"Keystone XL is not in America's national interest and we expect it to be denied by President Obama."
The U.S. House of Representatives is expected to pass a bill today that would short-circuit the federal review of the Keystone XL tar sands pipeline and force its approval. Meanwhile, the Nebraska Supreme Court vacated a lower court’s decision that had nullified the controversial Keystone XL pipeline route through Nebraska. While a majority of justices ruled with landowners against Keystone, a supermajority of five votes was needed.
Jim Lyon, vice president for conservation policy at the National Wildlife Federation, said today:
"The facts are clear: The Keystone XL tar sands pipeline poses unacceptable risks to the Ogallala Aquifer that provides drinking water for millions and to important wildlife habitat for caribou, gray wolves, waterfowl, and endangered whooping cranes. It also clearly fails President Obama’s test that it not worsen global warming – oil companies wouldn’t be fighting this hard to build Keystone XL if it weren’t critical to getting climate-disrupting tar sands out of the ground and to the export market. While we’re disappointed the Nebraska Supreme Court fell short of the supermajority needed to support landowners seeking to protect their land and water, the case for rejection of Keystone XL remains as strong as ever.
"Keystone XL is not in America’s national interest and we expect it to be denied by President Obama."
National Wildlife Federation’s work fighting proposed tar sands infrastructure expansions like Keystone XL, Alberta Clipper, and the Portland-Montreal pipeline.
Take the Clean Earth Challenge and help make the planet a happier, healthier place.Learn More
Promoting more-inclusive outdoor experiences for allRead More
A groundbreaking bipartisan bill aims to address the looming wildlife crisis before it's too late, while creating sorely needed jobs.Read More

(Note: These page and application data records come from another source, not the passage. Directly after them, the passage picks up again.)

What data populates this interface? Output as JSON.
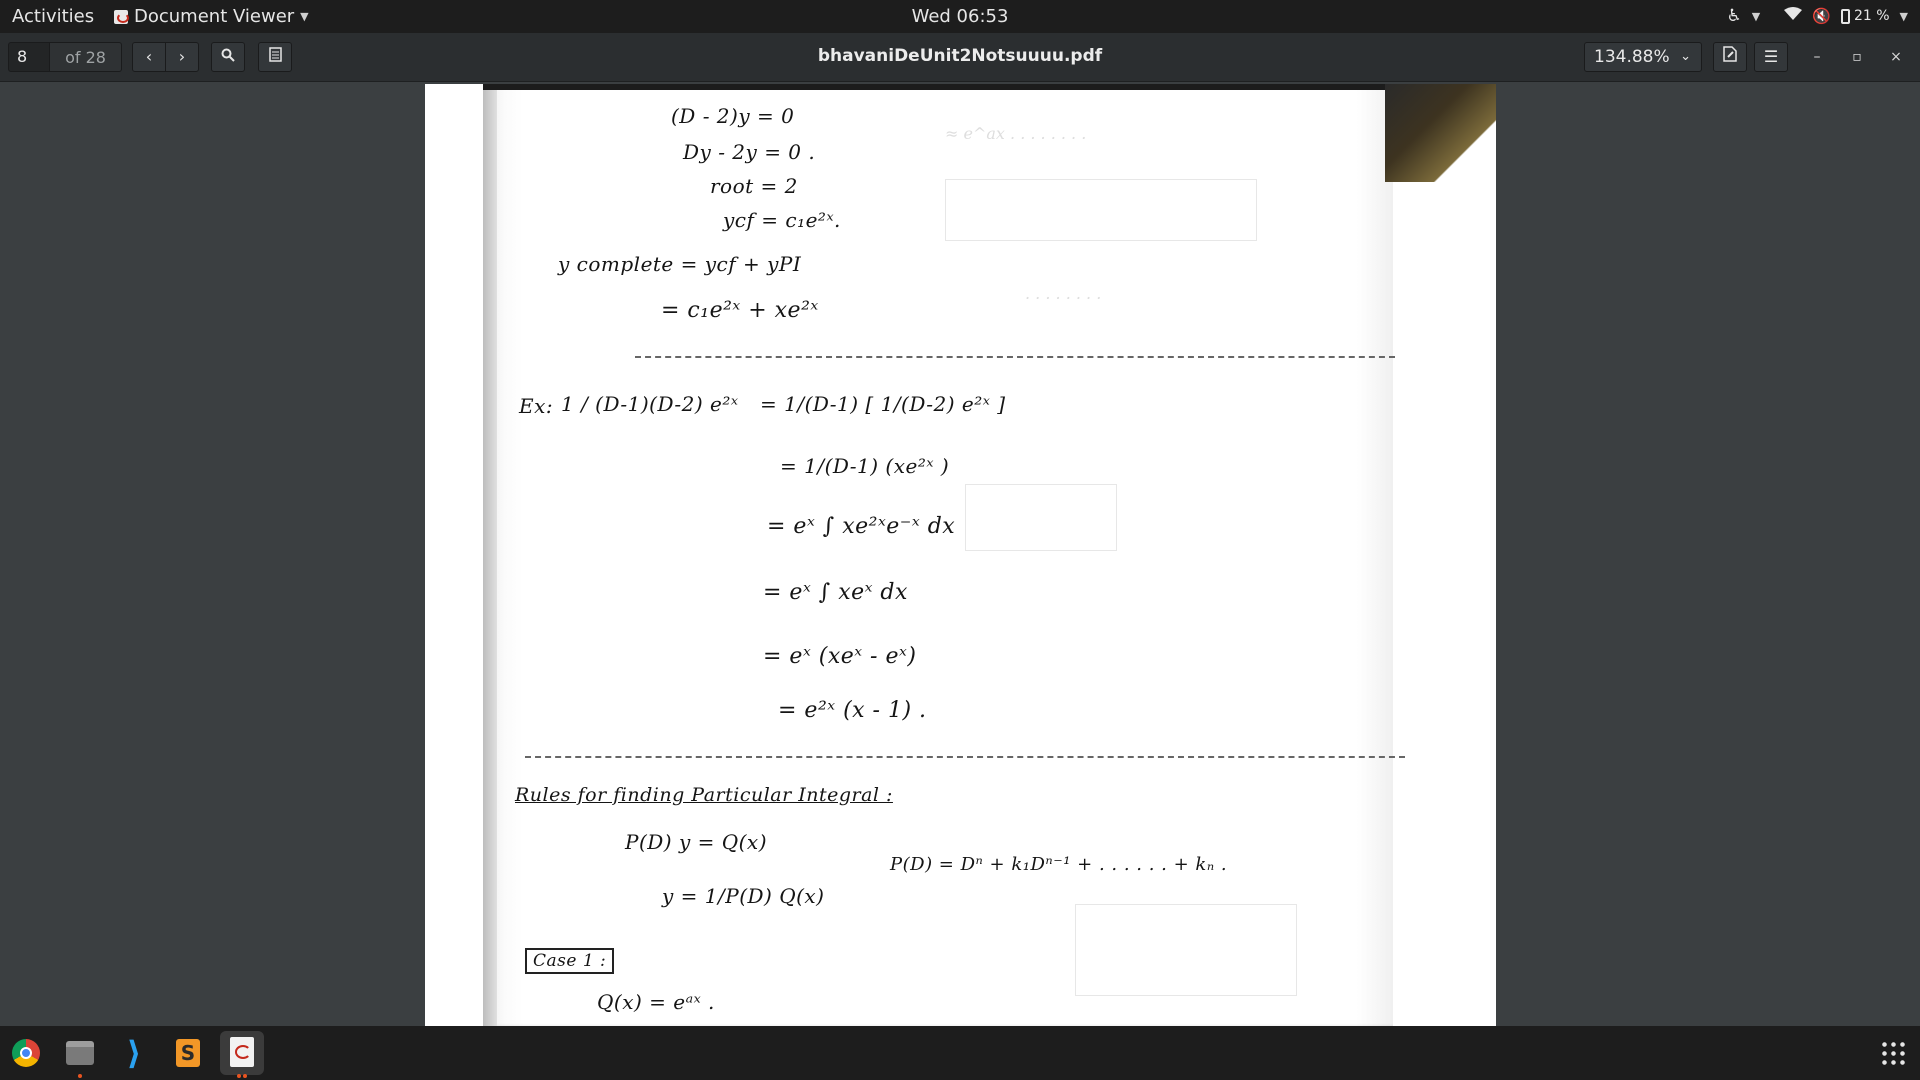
{
  "topbar": {
    "activities": "Activities",
    "app_name": "Document Viewer",
    "clock": "Wed 06:53",
    "battery": "21 %"
  },
  "headerbar": {
    "page_number": "8",
    "page_count": "of 28",
    "title": "bhavaniDeUnit2Notsuuuu.pdf",
    "zoom": "134.88%",
    "prev_icon": "chevron-left-icon",
    "next_icon": "chevron-right-icon",
    "search_icon": "search-icon",
    "sidebar_icon": "sidebar-icon"
  },
  "document": {
    "lines": [
      "(D - 2)y = 0",
      "Dy - 2y = 0 .",
      "root = 2",
      "ycf = c₁e²ˣ.",
      "y complete  =  ycf + yPI",
      "=  c₁e²ˣ + xe²ˣ",
      "Ex:",
      "1 / (D-1)(D-2)  e²ˣ",
      "=  1/(D-1) [ 1/(D-2) e²ˣ ]",
      "=  1/(D-1) (xe²ˣ )",
      "=  eˣ ∫ xe²ˣe⁻ˣ dx",
      "=  eˣ ∫ xeˣ dx",
      "=  eˣ (xeˣ - eˣ)",
      "=  e²ˣ (x - 1) .",
      "Rules for finding Particular Integral :",
      "P(D) y = Q(x)",
      "P(D) = Dⁿ + k₁Dⁿ⁻¹ + . . . . . . + kₙ .",
      "y = 1/P(D) Q(x)",
      "Case 1 :",
      "Q(x) = eᵃˣ ."
    ]
  },
  "dock": {
    "apps": [
      "chrome-icon",
      "files-icon",
      "vscode-icon",
      "sublime-text-icon",
      "document-viewer-icon"
    ]
  }
}
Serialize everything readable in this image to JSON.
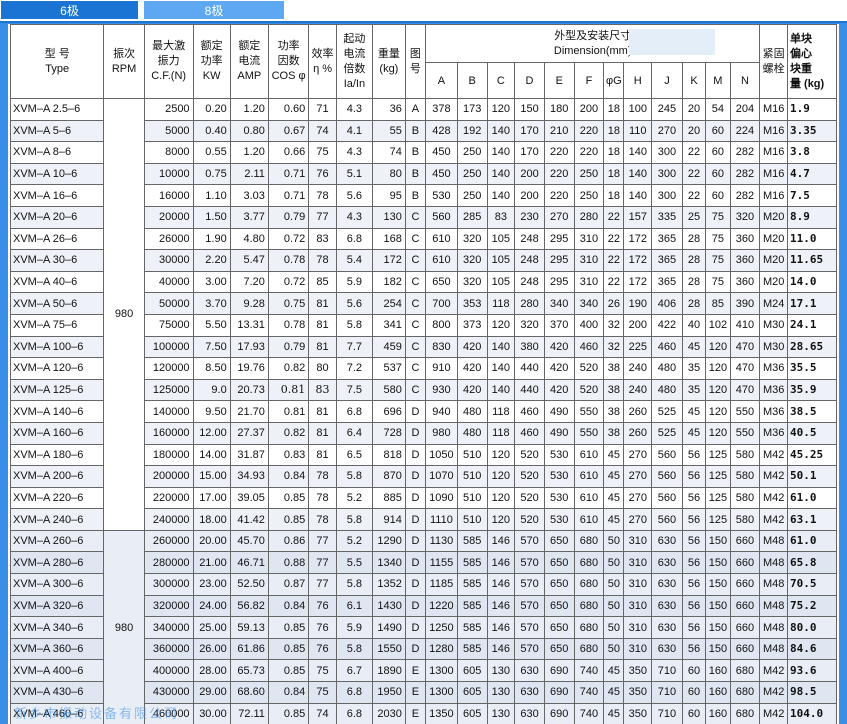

More than one-third of U.S. fish and wildlife species are at risk of extinction in the coming decades. We're on the ground in seven regions across the country, collaborating with 52 state and territory affiliates to reverse the crisis and ensure wildlife thrive.